Of course, the question above assumes that you managed to upload files today, and/or that your re-take will go smoothly … but … ignoring that minor detail …
… on the face of it, and on the basis of what we know right now, whatever your score is it will bear virtually zero relation to any AP chemistry score generated previously.
DISCLAIMER: Alright, so I’ll be the first to admit that statistics is not my strong point, and I KNOW that there are a MILLION ways to massage the raw data to allow it to tell you whatever you want it to. I also know that the CB have a small army of people dedicated to such. I am willing to learn, but here’s some simple math that makes me wonder about grade boundaries in 2020. Maybe everything below is flawed, but if it is, I’d love someone to explain it to a statistics simpleton like me.
So, normally on FRQs, 105 mins for 46 points. That means that in 40 mins of testing in 2020, the equivalent number of points is 17.5.
Now, Packer has said that the 2020 questions will be deliberately too long, so let’s be INCREDIBLY generous, and say that the questions will be TWICE as long as they should be. That would mean that 35 points would be available for someone that DID manage to finish all of the questions in the given time. (BREAKING EDIT: Twitter reports that one version of the ‘exam’ had a Q1 with a-l (12 parts), and Q2 with a-h (8 parts) – this is UNCONFIRMED, and I have NOT seen the questions. If this is correct, and IF they are scored in a traditional sense, some of those parts will be worth one point, some worth two points, and perhaps a few worth 3 points. If that’s true, the raw score is likely to be out of approx. 30 points, maybe a few more, I guess).

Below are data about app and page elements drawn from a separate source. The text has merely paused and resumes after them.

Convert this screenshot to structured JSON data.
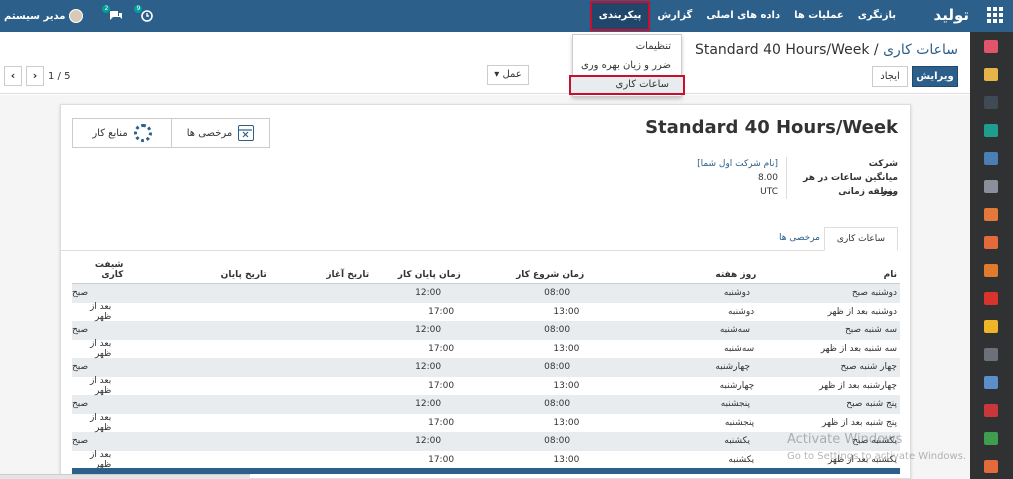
{
  "navbar": {
    "brand": "تولید",
    "menu": [
      "بازنگری",
      "عملیات ها",
      "داده های اصلی",
      "گزارش",
      "پیکربندی"
    ],
    "active_menu": "پیکربندی",
    "user_name": "مدیر سیستم",
    "messages_count": "2",
    "activities_count": "9"
  },
  "breadcrumb": {
    "parent": "ساعات کاری",
    "separator": "/",
    "current": "Standard 40 Hours/Week"
  },
  "buttons": {
    "edit": "ویرایش",
    "create": "ایجاد",
    "action": "عمل"
  },
  "pager": {
    "value": "1 / 5"
  },
  "dropdown": {
    "items": [
      "تنظیمات",
      "ضرر و زیان بهره وری",
      "ساعات کاری"
    ],
    "selected": "ساعات کاری"
  },
  "stat_buttons": {
    "time_off": "مرخصی ها",
    "work_resources": "منابع کار"
  },
  "form": {
    "title": "Standard 40 Hours/Week",
    "company_label": "شرکت",
    "company_value": "[نام شرکت اول شما]",
    "avg_hours_label": "میانگین ساعات در هر روز",
    "avg_hours_value": "8.00",
    "timezone_label": "منطقه زمانی",
    "timezone_value": "UTC"
  },
  "tabs": [
    "ساعات کاری",
    "مرخصی ها"
  ],
  "table": {
    "headers": [
      "نام",
      "روز هفته",
      "زمان شروع کار",
      "زمان پایان کار",
      "تاریخ آغاز",
      "تاریخ پایان",
      "شیفت کاری"
    ],
    "rows": [
      [
        "دوشنبه صبح",
        "دوشنبه",
        "08:00",
        "12:00",
        "",
        "",
        "صبح"
      ],
      [
        "دوشنبه بعد از ظهر",
        "دوشنبه",
        "13:00",
        "17:00",
        "",
        "",
        "بعد از ظهر"
      ],
      [
        "سه شنبه صبح",
        "سه‌شنبه",
        "08:00",
        "12:00",
        "",
        "",
        "صبح"
      ],
      [
        "سه شنبه بعد از ظهر",
        "سه‌شنبه",
        "13:00",
        "17:00",
        "",
        "",
        "بعد از ظهر"
      ],
      [
        "چهار شنبه صبح",
        "چهارشنبه",
        "08:00",
        "12:00",
        "",
        "",
        "صبح"
      ],
      [
        "چهارشنبه بعد از ظهر",
        "چهارشنبه",
        "13:00",
        "17:00",
        "",
        "",
        "بعد از ظهر"
      ],
      [
        "پنج شنبه صبح",
        "پنجشنبه",
        "08:00",
        "12:00",
        "",
        "",
        "صبح"
      ],
      [
        "پنج شنبه بعد از ظهر",
        "پنجشنبه",
        "13:00",
        "17:00",
        "",
        "",
        "بعد از ظهر"
      ],
      [
        "یکشنبه صبح",
        "یکشنبه",
        "08:00",
        "12:00",
        "",
        "",
        "صبح"
      ],
      [
        "یکشنبه بعد از ظهر",
        "یکشنبه",
        "13:00",
        "17:00",
        "",
        "",
        "بعد از ظهر"
      ]
    ]
  },
  "watermark": {
    "line1": "Activate Windows",
    "line2": "Go to Settings to activate Windows."
  },
  "colors": {
    "brand": "#2c5f8a",
    "highlight": "#c8102e",
    "sidebar": "#2f3133"
  }
}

The approx. usual range per grade boundary is somewhere between 12 and 15% of the points. In 2019, AP teachers determined that the cut off scores were in the region of 50, 65 and 78 for a 3, 4, and 5 respectively, i.e., 50%, 65% and 78%. If we apply those %’s to the potential points of 17.5 (lowest possible end), and 35 (highest possible end), we get the following.
What that means is that in raw score terms, if similar criteria are applied (and I suppose THAT’S the weak spot here), there could be as few as 4.55 points between a 5 and a 4, or even as little as 2.27 points, with similar ranges across other grade boundaries.
Then there’s a whole OTHER, potential problem. For those of you that don’t know, the multiple-choice section of the exam contains 60 questions, but 10 of those questions do not count toward your final score. They exist purely for statistical purposes, that in part, allow grade boundaries to be set each year in order to account for the relative difficulty (or relative ease) of any given exam. Having heard for years and years about the importance of the ten, repeated MCQs in determining grade boundaries, any word on how this will all go down in 2020? No. The data is missing, and we’ve been told since the beginning of time that this data is crucial and central to the process of awarding grades. What gives? There are also at least six or seven versions of the exam out there, with more to come on June 2nd, for a total that will certainly be in the teens, maybe even more. How do we standardize the scoring on that lot? ‘Impossible’.
Now, as I say VERY plainly above, I fully understand that my understanding of this is rudimentary at best, AND I know all kinds of multipliers and jiggery-pokery can be applied to numbers before assessing grade boundaries, but this statistical neophyte is wanting to be schooled – so someone, please go ahead, I’m listening.
In one experienced teacher’s estimation, getting a ‘3’ on the AP chemistry ‘exam’ in 2020 will require a student getting around 35%, of approx. 76% of the content, (units 8 & 9 missing) correct, as opposed to approx. 50% of 100% of the content correct in a ‘normal’ year. This is in addition to the open book nature of the 2020 ‘exam’, AND the fact that students can interact, undetected with whomever they like during this ‘exam’ this year. And some people still think this is a ‘legitimate’ way to assess students, and will comparable to years past? They are delusional.
In 2020 I will NOT report ANY AP scores for my own students, not with asterisks or with disclaimers. I will simply NOT report these (relatively) meaningless scores.